## Element data from apps and pages
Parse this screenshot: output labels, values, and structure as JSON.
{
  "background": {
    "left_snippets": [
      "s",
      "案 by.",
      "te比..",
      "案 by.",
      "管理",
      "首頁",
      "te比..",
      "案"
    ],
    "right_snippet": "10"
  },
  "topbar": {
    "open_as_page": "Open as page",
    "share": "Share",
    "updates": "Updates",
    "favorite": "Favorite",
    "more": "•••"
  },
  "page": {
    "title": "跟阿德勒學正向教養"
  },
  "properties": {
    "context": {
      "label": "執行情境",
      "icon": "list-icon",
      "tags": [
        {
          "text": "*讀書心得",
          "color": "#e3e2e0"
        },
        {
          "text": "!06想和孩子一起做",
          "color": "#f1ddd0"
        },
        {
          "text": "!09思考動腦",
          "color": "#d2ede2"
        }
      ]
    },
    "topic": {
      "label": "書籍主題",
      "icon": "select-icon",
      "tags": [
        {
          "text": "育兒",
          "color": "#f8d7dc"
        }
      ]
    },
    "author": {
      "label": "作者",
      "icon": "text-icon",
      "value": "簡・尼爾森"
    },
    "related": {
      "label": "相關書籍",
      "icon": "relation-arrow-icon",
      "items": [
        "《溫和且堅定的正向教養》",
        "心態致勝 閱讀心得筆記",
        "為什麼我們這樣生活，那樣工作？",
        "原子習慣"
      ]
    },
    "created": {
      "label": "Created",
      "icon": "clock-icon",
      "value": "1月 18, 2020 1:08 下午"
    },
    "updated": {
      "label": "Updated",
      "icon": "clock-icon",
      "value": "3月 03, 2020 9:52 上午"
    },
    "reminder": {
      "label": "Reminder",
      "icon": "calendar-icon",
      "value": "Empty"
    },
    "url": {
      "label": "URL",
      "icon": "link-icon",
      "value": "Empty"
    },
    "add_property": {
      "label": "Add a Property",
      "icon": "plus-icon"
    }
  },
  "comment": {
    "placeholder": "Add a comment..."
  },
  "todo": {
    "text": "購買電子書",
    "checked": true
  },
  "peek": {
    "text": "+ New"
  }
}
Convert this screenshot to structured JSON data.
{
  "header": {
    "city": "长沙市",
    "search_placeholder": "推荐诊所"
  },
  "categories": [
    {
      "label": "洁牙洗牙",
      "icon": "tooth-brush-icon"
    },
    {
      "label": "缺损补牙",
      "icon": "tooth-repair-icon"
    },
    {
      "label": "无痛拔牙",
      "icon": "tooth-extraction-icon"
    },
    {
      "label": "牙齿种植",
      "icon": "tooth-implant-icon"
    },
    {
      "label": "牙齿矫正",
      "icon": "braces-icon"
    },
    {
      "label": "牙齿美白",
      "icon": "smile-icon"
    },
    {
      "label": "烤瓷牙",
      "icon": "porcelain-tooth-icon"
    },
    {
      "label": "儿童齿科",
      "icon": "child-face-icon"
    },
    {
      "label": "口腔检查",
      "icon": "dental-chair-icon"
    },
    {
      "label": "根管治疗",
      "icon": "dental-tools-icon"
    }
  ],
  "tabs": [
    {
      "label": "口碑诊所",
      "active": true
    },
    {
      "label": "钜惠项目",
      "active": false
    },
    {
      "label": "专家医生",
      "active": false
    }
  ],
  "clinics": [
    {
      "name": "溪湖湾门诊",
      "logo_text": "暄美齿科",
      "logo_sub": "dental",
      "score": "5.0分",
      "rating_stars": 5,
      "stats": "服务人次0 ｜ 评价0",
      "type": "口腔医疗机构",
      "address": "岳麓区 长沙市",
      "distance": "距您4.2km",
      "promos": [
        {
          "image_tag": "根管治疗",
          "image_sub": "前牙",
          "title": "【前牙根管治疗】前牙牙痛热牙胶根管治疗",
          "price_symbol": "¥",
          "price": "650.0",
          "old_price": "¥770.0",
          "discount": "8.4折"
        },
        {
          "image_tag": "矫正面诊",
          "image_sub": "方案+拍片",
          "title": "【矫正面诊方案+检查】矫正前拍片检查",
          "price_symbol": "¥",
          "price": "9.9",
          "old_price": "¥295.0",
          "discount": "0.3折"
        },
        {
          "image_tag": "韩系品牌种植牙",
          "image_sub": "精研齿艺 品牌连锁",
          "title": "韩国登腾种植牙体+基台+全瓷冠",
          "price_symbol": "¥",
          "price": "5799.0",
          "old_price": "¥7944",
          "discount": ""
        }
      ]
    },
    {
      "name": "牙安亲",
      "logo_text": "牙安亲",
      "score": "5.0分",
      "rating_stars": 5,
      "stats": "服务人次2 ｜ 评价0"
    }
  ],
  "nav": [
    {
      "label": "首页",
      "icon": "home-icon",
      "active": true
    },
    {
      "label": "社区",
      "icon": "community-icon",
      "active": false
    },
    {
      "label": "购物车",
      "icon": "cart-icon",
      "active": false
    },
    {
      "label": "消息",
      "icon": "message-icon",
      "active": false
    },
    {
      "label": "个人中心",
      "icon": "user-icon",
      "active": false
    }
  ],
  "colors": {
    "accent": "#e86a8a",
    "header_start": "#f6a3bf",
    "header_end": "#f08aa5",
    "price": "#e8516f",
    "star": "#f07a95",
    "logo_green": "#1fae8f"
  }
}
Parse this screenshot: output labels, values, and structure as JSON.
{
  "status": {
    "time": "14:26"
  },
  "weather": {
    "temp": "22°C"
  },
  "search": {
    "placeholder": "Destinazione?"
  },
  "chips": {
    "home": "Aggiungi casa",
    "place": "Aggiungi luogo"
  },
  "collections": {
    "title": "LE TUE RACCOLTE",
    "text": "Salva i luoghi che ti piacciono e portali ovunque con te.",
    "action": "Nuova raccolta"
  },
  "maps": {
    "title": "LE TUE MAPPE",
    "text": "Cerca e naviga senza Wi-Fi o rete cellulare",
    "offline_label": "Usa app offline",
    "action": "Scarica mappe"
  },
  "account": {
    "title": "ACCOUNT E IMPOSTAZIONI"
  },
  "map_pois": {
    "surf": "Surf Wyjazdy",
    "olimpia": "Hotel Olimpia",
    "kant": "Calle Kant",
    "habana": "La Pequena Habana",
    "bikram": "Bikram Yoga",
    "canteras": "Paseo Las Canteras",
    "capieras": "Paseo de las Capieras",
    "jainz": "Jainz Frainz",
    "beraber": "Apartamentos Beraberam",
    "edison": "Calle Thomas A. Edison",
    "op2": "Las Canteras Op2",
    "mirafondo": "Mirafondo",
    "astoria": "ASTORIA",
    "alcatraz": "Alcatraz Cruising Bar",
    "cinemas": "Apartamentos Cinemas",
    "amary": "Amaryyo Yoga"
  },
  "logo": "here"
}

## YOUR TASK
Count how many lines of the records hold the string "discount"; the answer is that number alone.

## EXERCISE RESULT
3